Provided data:
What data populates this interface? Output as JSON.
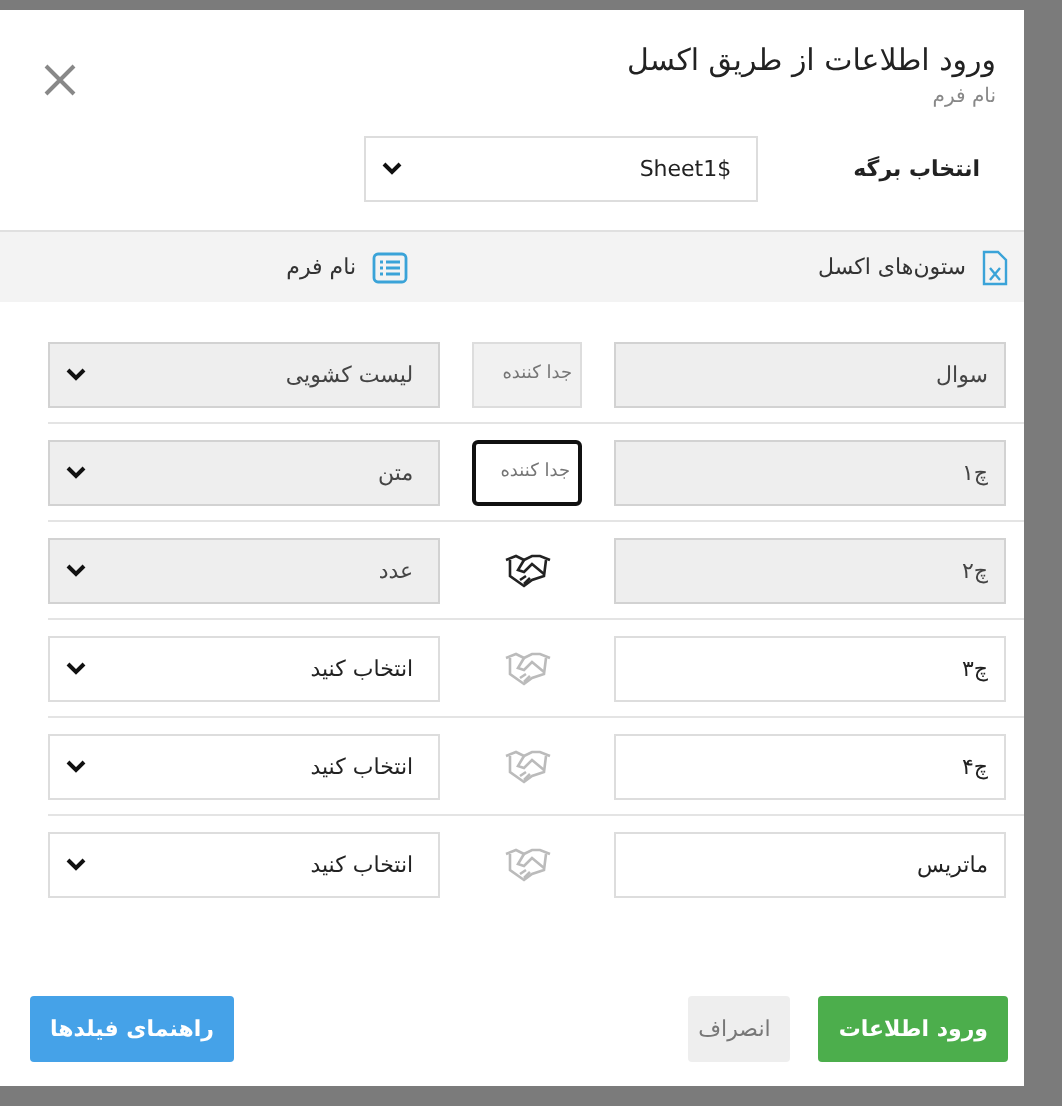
{
  "dialog": {
    "title": "ورود اطلاعات از طریق اکسل",
    "subtitle": "نام فرم"
  },
  "sheet": {
    "label": "انتخاب برگه",
    "value": "Sheet1$"
  },
  "table": {
    "columns": [
      {
        "label": "ستون‌های اکسل",
        "kind": "excel"
      },
      {
        "label": "نام فرم",
        "kind": "list"
      }
    ],
    "rows": [
      {
        "column": "سوال",
        "disabled": true,
        "kind": "separator",
        "separator": {
          "placeholder": "جدا کننده",
          "focused": false
        },
        "type": "لیست کشویی"
      },
      {
        "column": "چ۱",
        "disabled": true,
        "kind": "separator",
        "separator": {
          "placeholder": "جدا کننده",
          "focused": true
        },
        "type": "متن"
      },
      {
        "column": "چ۲",
        "disabled": true,
        "kind": "link",
        "linked": true,
        "type": "عدد"
      },
      {
        "column": "چ۳",
        "disabled": false,
        "kind": "link",
        "linked": false,
        "type": "انتخاب کنید"
      },
      {
        "column": "چ۴",
        "disabled": false,
        "kind": "link",
        "linked": false,
        "type": "انتخاب کنید"
      },
      {
        "column": "ماتریس",
        "disabled": false,
        "kind": "link",
        "linked": false,
        "type": "انتخاب کنید"
      }
    ]
  },
  "buttons": [
    {
      "label": "ورود اطلاعات",
      "kind": "primary"
    },
    {
      "label": "انصراف",
      "kind": "cancel"
    },
    {
      "label": "راهنمای فیلدها",
      "kind": "help"
    }
  ]
}
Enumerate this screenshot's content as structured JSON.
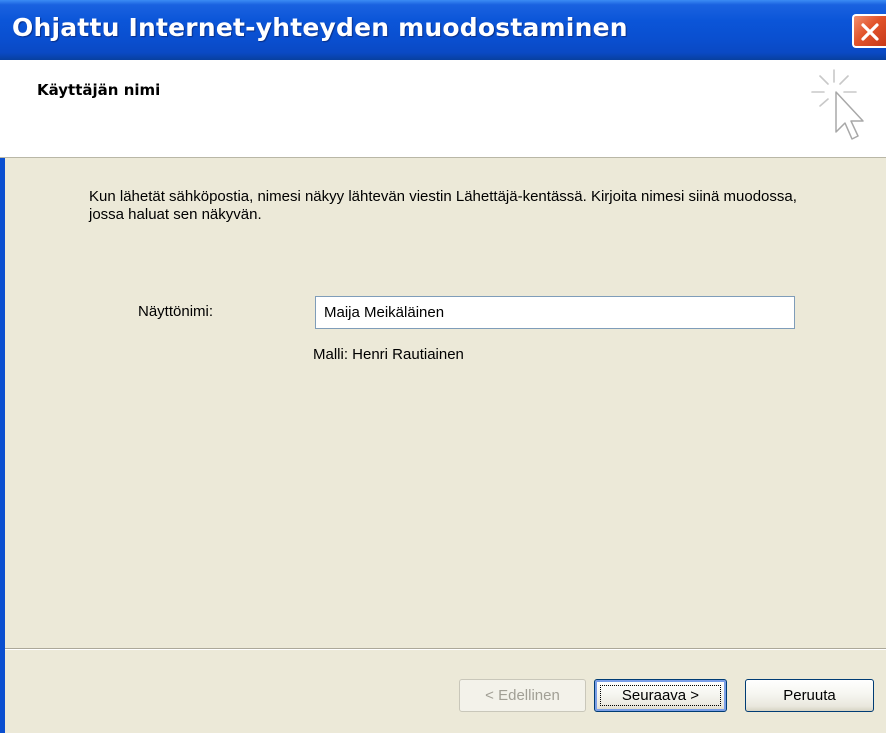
{
  "window": {
    "title": "Ohjattu Internet-yhteyden muodostaminen"
  },
  "header": {
    "title": "Käyttäjän nimi",
    "icon": "wizard-cursor-icon"
  },
  "content": {
    "description": "Kun lähetät sähköpostia, nimesi näkyy lähtevän viestin Lähettäjä-kentässä. Kirjoita nimesi siinä muodossa, jossa haluat sen näkyvän.",
    "display_name_label": "Näyttönimi:",
    "display_name_value": "Maija Meikäläinen",
    "example_text": "Malli: Henri Rautiainen"
  },
  "buttons": {
    "back": "< Edellinen",
    "next": "Seuraava >",
    "cancel": "Peruuta"
  },
  "colors": {
    "titlebar": "#0a4fd0",
    "dialog_bg": "#ece9d8",
    "close_button": "#e2542b"
  }
}
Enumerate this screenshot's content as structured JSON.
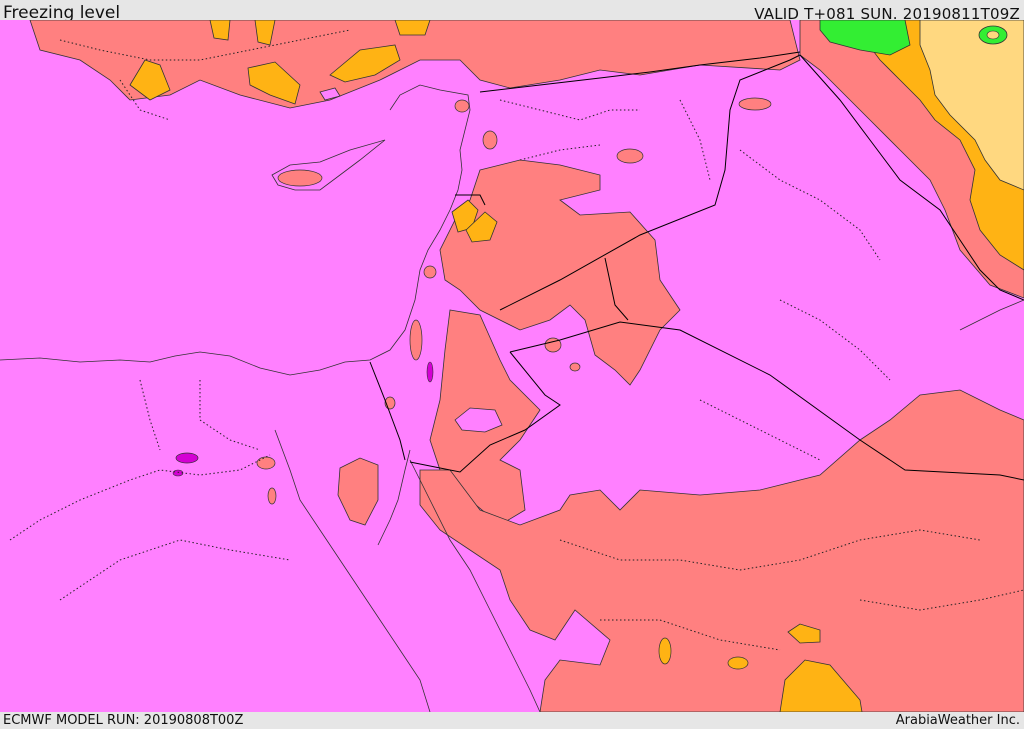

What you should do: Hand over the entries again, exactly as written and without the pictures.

Your solution:
What data populates this interface? Output as JSON.
{
  "dialog": {
    "title": "ورود اطلاعات از طریق اکسل",
    "subtitle": "نام فرم"
  },
  "sheet": {
    "label": "انتخاب برگه",
    "value": "Sheet1$"
  },
  "table": {
    "columns": [
      {
        "label": "ستون‌های اکسل",
        "kind": "excel"
      },
      {
        "label": "نام فرم",
        "kind": "list"
      }
    ],
    "rows": [
      {
        "column": "سوال",
        "disabled": true,
        "kind": "separator",
        "separator": {
          "placeholder": "جدا کننده",
          "focused": false
        },
        "type": "لیست کشویی"
      },
      {
        "column": "چ۱",
        "disabled": true,
        "kind": "separator",
        "separator": {
          "placeholder": "جدا کننده",
          "focused": true
        },
        "type": "متن"
      },
      {
        "column": "چ۲",
        "disabled": true,
        "kind": "link",
        "linked": true,
        "type": "عدد"
      },
      {
        "column": "چ۳",
        "disabled": false,
        "kind": "link",
        "linked": false,
        "type": "انتخاب کنید"
      },
      {
        "column": "چ۴",
        "disabled": false,
        "kind": "link",
        "linked": false,
        "type": "انتخاب کنید"
      },
      {
        "column": "ماتریس",
        "disabled": false,
        "kind": "link",
        "linked": false,
        "type": "انتخاب کنید"
      }
    ]
  },
  "buttons": [
    {
      "label": "ورود اطلاعات",
      "kind": "primary"
    },
    {
      "label": "انصراف",
      "kind": "cancel"
    },
    {
      "label": "راهنمای فیلدها",
      "kind": "help"
    }
  ]
}
Enumerate this screenshot's content as structured JSON.
{
  "window": {
    "title": "Ohjattu Internet-yhteyden muodostaminen"
  },
  "header": {
    "title": "Käyttäjän nimi",
    "icon": "wizard-cursor-icon"
  },
  "content": {
    "description": "Kun lähetät sähköpostia, nimesi näkyy lähtevän viestin Lähettäjä-kentässä. Kirjoita nimesi siinä muodossa, jossa haluat sen näkyvän.",
    "display_name_label": "Näyttönimi:",
    "display_name_value": "Maija Meikäläinen",
    "example_text": "Malli: Henri Rautiainen"
  },
  "buttons": {
    "back": "< Edellinen",
    "next": "Seuraava >",
    "cancel": "Peruuta"
  },
  "colors": {
    "titlebar": "#0a4fd0",
    "dialog_bg": "#ece9d8",
    "close_button": "#e2542b"
  }
}
Enumerate this screenshot's content as structured JSON.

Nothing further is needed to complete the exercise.